* **Exercise description**:
In the entries that follow, find the word "daxia" and report each line it is on.

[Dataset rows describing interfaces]

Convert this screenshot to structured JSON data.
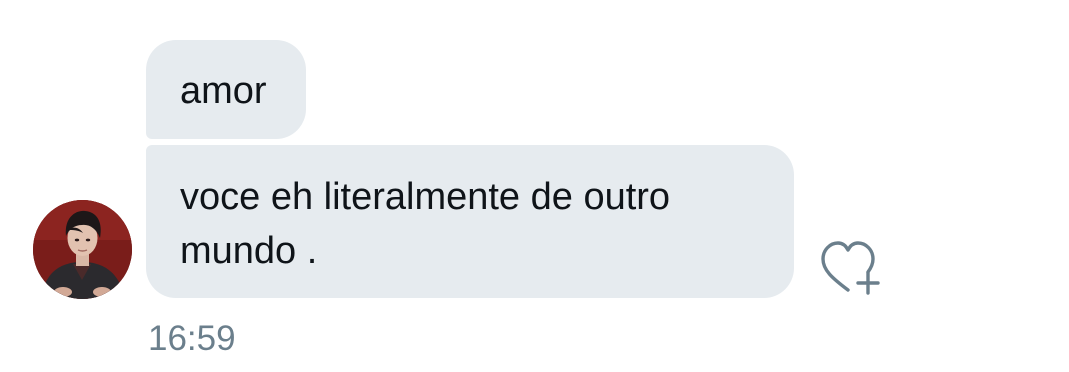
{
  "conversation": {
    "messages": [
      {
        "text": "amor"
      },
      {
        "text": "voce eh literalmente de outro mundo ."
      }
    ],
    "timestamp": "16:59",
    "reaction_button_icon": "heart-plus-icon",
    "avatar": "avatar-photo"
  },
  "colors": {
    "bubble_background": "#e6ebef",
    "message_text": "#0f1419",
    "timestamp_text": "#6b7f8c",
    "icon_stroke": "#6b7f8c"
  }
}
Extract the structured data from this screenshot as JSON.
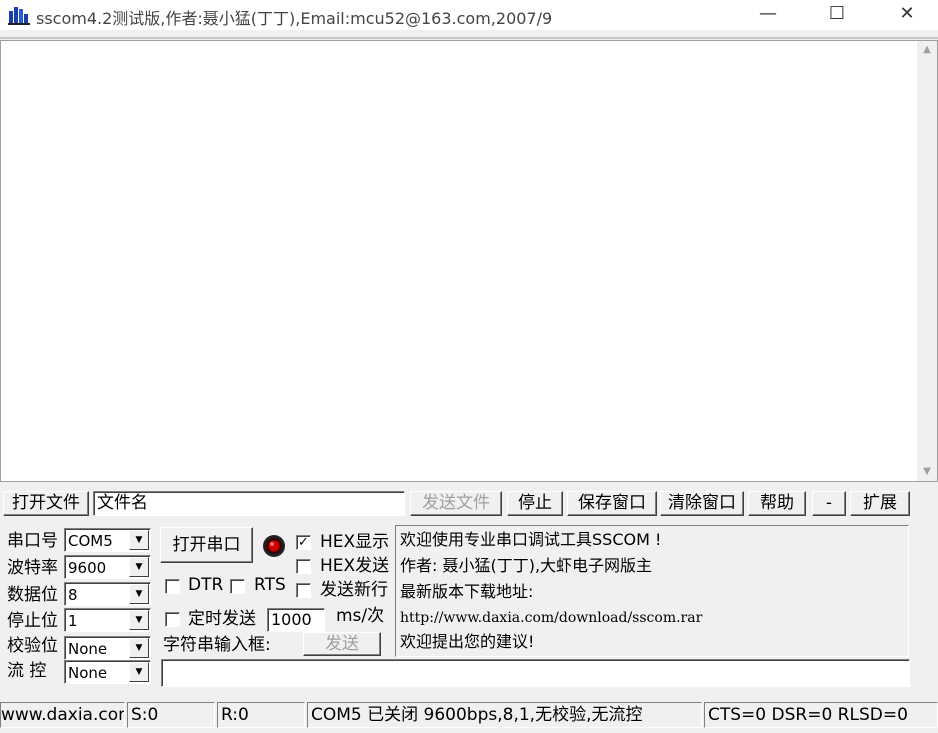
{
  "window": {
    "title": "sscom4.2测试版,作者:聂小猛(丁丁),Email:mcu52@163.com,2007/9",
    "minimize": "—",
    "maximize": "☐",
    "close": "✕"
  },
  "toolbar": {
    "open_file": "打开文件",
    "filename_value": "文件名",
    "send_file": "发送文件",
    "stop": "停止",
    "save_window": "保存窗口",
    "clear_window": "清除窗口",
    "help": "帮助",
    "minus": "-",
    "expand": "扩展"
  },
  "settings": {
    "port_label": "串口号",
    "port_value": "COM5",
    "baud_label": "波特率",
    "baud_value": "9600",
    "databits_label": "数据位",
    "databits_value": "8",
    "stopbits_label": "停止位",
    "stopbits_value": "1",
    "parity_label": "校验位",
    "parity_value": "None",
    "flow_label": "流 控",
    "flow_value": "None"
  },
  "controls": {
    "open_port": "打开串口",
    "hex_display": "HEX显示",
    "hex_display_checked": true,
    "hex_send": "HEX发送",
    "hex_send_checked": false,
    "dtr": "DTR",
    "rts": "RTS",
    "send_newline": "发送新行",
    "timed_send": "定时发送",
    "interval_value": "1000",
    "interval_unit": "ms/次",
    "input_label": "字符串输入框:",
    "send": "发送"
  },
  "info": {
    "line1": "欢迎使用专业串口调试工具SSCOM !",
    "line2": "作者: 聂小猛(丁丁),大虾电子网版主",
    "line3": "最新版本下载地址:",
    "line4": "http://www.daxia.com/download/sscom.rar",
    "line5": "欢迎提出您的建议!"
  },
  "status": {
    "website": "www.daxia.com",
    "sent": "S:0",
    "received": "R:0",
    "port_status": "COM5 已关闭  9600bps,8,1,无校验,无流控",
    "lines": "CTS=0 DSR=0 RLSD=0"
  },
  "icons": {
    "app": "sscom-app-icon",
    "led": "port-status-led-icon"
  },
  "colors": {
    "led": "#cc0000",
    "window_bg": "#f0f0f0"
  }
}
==
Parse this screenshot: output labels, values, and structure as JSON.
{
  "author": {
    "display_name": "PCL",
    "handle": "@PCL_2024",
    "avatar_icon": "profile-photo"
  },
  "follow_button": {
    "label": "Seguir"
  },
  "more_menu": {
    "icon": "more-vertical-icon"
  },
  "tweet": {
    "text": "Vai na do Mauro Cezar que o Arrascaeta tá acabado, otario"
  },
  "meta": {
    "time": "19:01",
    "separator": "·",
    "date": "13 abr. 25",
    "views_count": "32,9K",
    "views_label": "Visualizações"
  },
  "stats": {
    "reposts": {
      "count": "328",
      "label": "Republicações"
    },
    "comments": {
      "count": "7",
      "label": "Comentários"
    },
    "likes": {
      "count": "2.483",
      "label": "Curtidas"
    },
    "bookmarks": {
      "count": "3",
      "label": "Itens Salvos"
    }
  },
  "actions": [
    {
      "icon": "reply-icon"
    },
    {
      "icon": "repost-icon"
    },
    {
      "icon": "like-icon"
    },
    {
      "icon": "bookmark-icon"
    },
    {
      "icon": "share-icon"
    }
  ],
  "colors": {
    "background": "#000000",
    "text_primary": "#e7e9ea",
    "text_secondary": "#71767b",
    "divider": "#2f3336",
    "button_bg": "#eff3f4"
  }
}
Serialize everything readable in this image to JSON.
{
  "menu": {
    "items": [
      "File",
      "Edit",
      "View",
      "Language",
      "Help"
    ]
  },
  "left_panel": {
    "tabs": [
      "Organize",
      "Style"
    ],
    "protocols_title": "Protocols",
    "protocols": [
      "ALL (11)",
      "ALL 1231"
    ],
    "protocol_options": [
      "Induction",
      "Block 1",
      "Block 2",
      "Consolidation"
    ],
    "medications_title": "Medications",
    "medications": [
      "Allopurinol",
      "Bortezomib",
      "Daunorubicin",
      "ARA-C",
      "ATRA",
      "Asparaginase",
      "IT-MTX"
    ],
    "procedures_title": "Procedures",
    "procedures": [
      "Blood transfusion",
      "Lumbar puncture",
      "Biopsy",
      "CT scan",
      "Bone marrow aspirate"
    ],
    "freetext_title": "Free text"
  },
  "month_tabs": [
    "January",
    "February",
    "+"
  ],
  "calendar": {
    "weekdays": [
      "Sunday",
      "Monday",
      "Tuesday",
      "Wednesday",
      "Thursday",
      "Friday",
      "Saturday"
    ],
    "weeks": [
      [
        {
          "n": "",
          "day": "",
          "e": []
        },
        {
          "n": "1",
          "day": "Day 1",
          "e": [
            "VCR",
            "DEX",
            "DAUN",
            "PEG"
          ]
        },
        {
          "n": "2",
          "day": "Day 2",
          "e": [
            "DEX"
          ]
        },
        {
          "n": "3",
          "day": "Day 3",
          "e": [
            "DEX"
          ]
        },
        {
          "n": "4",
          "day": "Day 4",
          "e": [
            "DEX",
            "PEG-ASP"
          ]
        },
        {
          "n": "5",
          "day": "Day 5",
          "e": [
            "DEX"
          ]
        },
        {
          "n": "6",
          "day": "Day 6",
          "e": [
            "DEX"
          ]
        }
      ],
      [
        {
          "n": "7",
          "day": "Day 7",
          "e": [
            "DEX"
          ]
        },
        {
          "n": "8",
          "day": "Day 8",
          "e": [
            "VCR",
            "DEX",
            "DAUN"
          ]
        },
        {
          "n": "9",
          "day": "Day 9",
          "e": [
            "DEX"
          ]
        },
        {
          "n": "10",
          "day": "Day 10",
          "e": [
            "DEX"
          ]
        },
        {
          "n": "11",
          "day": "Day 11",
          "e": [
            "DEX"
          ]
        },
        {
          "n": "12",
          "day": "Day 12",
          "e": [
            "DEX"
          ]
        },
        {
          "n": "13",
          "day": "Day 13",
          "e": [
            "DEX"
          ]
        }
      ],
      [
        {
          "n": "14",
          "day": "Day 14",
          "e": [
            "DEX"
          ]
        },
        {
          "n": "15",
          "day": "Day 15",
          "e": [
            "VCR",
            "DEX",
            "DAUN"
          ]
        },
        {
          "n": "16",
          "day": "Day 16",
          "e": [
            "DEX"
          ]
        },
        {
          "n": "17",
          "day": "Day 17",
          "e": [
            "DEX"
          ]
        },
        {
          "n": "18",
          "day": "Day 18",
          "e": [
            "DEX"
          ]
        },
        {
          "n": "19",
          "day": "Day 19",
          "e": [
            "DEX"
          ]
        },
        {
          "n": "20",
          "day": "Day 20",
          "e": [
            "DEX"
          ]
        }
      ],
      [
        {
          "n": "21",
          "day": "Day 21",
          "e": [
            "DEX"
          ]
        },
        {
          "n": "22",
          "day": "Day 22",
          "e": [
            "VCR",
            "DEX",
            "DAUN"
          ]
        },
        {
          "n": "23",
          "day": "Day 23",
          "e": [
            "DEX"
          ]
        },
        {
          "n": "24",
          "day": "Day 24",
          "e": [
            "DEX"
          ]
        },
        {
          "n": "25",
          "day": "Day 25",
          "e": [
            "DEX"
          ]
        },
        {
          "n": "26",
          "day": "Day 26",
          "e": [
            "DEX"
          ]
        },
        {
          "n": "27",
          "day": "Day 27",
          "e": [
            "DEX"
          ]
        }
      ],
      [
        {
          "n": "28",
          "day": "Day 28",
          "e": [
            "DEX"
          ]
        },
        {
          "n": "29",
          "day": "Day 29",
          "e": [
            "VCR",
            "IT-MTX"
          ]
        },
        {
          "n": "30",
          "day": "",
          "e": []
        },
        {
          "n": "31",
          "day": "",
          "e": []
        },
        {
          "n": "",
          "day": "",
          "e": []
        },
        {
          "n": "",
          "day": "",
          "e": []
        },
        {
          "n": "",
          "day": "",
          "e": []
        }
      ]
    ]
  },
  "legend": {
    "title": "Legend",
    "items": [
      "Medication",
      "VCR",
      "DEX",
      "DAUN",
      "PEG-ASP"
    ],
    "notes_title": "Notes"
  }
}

* **Expected output**:
    "line4": "http://www.daxia.com/download/sscom.rar",
    "website": "www.daxia.com",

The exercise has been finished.